4. Do you think you are a different person today (mentally and emotionally) because of your work with trauma survivors?
I have to admit that this work does change you. You cannot hear so many stories of pain and suffering and not have it change you.  Unfortunately, this work has made me more fearful of my surroundings and I have a need to feel safe. Because of this, I know I need to have a good balance between work and family. I cannot do sexual assault work on the evenings or weekends. I need to separate that intensity with things that I love to do like gardening, reading, exercise, and spending time with friends and family.

5. What daily activities do you participate in that foster healing and peace in your life?
I love to breathe deeply everyday. It feels so good.

6. If you could describe your outlook on life in just one word, what would it be?
Dance

7. What do you wish the public knew about The Healing Center that you feel they might not?
I don’t think people know how exceptional we are and how doing this work in non-traditional ways makes an important impact on the lives of survivors.

8. Whom do you most admire?
I admire my brothers and sisters. I have three of each! All of my siblings are hard working people very committed to family and faith. I feel so lucky to be a part of my family.

9. What is one long term goal you have for The Healing Center?
I really would like to see multiple locations of The Healing Center. This model works so well that I think it should be everywhere. The difficult part will be getting our healing collective partners, Core El/Centro and Aurora Walker’s Point Community Clinic to be with us.

10. If you could meet anyone, who would it be?
I’ve always wanted to answer this question. I would like to meet our president, Barack Obama. I think he is an amazing man who has accomplished something that has never been done before.  It is not often that you get to meet people like that.

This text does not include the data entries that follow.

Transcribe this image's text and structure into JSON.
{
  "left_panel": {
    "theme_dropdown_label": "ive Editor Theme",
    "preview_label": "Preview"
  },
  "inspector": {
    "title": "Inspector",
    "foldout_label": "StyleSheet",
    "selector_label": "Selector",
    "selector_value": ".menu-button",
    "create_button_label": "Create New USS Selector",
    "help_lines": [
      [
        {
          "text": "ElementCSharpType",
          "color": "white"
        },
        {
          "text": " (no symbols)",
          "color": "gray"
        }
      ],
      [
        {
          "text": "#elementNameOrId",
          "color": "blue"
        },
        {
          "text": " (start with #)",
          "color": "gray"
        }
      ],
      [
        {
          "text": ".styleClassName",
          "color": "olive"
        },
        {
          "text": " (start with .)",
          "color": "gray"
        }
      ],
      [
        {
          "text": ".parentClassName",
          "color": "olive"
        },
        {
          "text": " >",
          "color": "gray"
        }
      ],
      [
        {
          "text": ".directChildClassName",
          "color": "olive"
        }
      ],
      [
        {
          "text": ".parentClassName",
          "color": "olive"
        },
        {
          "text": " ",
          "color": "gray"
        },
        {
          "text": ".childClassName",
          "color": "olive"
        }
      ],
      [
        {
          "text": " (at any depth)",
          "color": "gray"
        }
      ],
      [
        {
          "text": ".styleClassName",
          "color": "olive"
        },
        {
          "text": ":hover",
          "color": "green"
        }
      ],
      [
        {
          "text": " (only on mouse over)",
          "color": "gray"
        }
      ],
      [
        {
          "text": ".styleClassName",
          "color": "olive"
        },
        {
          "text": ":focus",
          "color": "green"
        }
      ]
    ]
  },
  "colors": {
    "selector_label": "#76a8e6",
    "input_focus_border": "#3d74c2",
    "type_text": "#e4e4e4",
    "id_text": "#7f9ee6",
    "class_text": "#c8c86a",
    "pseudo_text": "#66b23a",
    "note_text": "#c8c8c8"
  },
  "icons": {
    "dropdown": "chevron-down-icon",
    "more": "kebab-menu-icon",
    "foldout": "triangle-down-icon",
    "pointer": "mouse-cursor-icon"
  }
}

The Healing Center provides counseling, group therapy and other support services to adult survivors of sexual violence. All of our services are free, as we believe that everyone, regardless of inability to pay, has a right to heal from abuse. To learn more about our services, please visit our website